Hitler hoped to secure the southern flank of Eastern Europe in preparation for his campaign in Russia by invading the island of Crete. On May 20, 1941, “Operation Mercury” commenced when German paratroopers were dropped onto the island. They met fierce opposition by Greek, British, and New Zealand troops who knew the attack was coming, thanks to the deciphering of German messages.
Though the paratroopers initially suffered heavy casualties, the tide of battle turned when German forces secured an airfield to fly in reinforcements and offer a base to the Luftwaffe. Afterward, the resistance crumbled. By the end of the month, the Allies were forced to evacuate, suffering roughly 20,000 casualties compared to 4,000 dead for the Germans.
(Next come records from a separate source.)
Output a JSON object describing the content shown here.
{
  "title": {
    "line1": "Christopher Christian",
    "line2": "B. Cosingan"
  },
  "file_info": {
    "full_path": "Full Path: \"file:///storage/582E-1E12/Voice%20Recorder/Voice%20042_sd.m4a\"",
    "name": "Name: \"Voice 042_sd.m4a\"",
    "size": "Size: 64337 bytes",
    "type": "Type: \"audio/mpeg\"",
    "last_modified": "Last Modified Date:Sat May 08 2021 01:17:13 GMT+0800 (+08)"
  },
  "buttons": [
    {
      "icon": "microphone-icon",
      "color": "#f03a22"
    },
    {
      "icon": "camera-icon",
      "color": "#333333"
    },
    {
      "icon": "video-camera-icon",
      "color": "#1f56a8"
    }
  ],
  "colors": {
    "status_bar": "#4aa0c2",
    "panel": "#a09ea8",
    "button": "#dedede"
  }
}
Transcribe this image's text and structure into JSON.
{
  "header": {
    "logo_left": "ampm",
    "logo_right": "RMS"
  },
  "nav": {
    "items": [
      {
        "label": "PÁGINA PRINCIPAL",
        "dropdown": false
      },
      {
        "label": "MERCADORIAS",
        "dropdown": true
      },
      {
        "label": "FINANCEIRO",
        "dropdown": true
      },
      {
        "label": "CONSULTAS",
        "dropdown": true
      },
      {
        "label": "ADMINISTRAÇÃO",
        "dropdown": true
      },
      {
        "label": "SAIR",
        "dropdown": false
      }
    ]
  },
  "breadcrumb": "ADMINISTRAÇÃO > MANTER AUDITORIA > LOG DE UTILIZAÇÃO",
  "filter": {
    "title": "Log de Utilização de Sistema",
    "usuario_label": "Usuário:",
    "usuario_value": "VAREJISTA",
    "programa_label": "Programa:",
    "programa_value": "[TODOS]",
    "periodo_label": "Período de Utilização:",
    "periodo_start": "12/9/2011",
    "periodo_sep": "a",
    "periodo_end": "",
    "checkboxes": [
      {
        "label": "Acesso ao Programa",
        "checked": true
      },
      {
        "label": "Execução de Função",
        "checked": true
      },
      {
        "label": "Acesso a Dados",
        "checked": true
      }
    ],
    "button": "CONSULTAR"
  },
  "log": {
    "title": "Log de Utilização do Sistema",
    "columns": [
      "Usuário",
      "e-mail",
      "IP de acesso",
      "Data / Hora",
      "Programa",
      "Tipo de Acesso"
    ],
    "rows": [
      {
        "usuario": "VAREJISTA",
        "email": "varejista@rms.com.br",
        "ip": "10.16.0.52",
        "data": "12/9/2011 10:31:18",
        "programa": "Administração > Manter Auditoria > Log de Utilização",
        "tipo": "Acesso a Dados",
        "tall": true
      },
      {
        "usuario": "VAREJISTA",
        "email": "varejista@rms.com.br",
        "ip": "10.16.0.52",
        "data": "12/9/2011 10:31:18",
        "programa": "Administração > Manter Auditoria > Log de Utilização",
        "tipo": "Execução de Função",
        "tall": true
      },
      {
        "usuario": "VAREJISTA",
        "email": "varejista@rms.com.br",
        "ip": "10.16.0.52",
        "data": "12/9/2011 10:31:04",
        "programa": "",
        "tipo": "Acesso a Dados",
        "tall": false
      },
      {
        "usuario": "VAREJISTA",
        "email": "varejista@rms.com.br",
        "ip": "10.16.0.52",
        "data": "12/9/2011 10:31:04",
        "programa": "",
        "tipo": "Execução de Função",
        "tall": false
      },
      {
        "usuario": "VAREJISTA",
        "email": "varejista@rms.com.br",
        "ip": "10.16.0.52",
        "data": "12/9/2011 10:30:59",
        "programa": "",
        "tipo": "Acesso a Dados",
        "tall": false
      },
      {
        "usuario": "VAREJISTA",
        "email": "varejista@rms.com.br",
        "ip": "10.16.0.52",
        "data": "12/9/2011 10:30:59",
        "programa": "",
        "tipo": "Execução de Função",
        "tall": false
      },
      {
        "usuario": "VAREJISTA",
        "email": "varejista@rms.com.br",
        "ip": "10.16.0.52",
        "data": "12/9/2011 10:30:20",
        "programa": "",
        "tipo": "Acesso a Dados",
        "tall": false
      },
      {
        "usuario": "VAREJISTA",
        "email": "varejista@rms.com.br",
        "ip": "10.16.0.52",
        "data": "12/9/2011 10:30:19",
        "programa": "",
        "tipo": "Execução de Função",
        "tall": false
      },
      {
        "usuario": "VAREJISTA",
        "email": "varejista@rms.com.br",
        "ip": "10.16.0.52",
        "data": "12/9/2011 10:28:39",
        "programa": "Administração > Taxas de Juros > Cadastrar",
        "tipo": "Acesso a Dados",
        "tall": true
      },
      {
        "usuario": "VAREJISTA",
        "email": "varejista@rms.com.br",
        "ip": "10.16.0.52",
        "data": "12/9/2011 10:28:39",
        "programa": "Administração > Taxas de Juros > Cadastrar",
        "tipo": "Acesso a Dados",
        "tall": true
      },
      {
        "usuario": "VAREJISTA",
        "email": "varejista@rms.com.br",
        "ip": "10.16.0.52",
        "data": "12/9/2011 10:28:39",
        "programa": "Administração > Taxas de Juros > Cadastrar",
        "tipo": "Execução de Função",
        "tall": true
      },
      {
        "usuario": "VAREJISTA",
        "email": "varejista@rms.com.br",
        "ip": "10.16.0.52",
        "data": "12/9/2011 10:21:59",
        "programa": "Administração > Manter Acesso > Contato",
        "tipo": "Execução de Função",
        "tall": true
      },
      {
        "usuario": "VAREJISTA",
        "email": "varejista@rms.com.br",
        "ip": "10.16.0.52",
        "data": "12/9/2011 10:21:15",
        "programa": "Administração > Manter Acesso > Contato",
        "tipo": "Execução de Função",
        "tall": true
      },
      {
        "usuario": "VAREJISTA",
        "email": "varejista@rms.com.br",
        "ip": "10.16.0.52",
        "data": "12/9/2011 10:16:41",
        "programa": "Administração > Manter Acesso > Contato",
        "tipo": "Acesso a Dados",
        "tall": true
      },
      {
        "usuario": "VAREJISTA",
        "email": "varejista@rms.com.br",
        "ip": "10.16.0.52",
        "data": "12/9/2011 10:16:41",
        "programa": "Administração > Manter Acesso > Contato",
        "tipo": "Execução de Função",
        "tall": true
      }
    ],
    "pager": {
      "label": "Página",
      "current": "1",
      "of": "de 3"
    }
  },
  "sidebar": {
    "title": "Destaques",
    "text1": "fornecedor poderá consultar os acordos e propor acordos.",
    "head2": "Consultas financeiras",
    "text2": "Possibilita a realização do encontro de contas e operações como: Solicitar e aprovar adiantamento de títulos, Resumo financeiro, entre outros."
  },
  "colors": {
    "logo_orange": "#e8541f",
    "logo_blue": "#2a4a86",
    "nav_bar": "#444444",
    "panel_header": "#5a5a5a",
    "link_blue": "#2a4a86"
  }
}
In contrast to the gentlemanly treatment of the Greeks during the German occupation of Greece, the Germans adopted a scorched earth policy in Crete, destroying almost everything in their path and murdering Cretan civilians.
Despite taking the island, Hitler saw the battle as a fiasco and lost faith in the paratroopers under General Kurt Student. He never ordered another major airborne attack for the remainder of the war. Of course, Hitler didn’t know that the paratroopers had failed in part because the Germans lost the element of surprise after the British intercepted their plans.
Sources: Bard, Mitchell G. The Complete Idiot's Guide to World War II. 2nd Edition. NY: Alpha Books, 2004.